Reviewer Age:14
Reviewer City, State and Country: Springtown, Texas United states

Friday, October 01, 2010

Dark and Stormy Knights

With this novel, P.N. Elrod has compiled a collection of nine short stories written by many of today's hit "urban fantasy" authors. All of the stories have a paranormal-like quality to them. One hit story was A Questionable Client by Ilona Andrews. Readers of her Kate Daniels series can see what Kate's life was like before she met the shapeshifter, Saiman. I especially liked the Russian mythology woven into this tale. Another story that stood out for me was Rachel Caine's Even a Rabbit Will Bite, which was about a young dragon trainer. Other stories involve ghost hunting, vampires, and knights in shining armor, so there is something for everyone included here.

I'm not much of a short story reader, but I wanted to give this collection a try. There was a good variety of authors and stories to keep me interested throughout reading, even if I didn't enjoy some stories as much as others. This was also a great introduction to the urban fantasy genre. After reading this, I found some new authors that I would like to read more from. While this genre isn't for everyone, it's worth giving this collection a try. This would also make a perfect fall read.

Has some sexual content

Reviewer Age:23
Reviewer City, State and Country: Philadelphia, PA USA

Jump by Ginger Rue

Brinkley Harper is Miss Popular at her high school. She is
a beautiful cheerleader with a football player as her
boyfriend. Brinkley always gets the lead in school plays -
whether she deserves it or not. When Brinkley is almost
expelled, she has to go to therapy as an alternative.
Brinkley thinks she is perfect and that is an issue with
her counselor. Brinkley has never known what the life of
an unpopular girl was like - that is, until she wakes up
in a poor, Goth girl s body! Will Brinkley learn her
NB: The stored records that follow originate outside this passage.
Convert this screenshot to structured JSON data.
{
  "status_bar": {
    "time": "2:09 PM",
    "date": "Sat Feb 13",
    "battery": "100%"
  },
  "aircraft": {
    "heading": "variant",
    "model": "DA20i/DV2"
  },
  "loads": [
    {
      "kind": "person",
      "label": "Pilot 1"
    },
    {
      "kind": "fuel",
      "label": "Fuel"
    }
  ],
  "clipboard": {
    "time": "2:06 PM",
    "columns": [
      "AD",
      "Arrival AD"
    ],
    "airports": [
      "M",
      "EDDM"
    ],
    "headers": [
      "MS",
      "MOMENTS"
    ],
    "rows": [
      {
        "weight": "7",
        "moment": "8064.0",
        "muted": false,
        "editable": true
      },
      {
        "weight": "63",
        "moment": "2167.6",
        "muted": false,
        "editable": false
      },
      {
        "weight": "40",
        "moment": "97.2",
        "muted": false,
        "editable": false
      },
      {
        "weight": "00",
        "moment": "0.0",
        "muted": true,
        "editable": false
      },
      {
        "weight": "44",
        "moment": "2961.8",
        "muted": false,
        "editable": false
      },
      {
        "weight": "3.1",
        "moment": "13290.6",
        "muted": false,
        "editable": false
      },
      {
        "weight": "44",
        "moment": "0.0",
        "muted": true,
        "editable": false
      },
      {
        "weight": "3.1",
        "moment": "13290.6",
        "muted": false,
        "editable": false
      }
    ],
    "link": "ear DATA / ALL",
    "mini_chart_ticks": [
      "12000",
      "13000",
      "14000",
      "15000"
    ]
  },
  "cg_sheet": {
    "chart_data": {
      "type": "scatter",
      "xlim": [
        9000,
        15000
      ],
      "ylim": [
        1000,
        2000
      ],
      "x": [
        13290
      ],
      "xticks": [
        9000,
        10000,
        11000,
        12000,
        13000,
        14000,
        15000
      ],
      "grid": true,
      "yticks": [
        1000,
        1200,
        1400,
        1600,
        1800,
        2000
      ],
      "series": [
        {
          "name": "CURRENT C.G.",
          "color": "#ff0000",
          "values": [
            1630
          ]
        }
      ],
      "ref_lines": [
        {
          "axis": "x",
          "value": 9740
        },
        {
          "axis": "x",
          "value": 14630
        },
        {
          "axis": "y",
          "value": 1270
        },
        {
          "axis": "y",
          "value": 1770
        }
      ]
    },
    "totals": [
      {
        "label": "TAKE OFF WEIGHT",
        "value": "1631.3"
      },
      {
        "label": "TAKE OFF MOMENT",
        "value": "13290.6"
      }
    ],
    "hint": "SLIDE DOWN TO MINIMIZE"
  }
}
This book speaks the truth! Brinkley is
described as a disdainful, upper-class cheerleader who
walks right over the underdog. It is only fitting that
Brinkley has to live the life of a girl she considers a
nobody . I found myself relating to this story. All
teenagers will be delighted with this book's wit and
humor. After all, everyone knows a Brinkley!

Content: 1

Rating: 10

Reviewer Age:13

Reviewer City, State and Country: Panama City,
Florida United States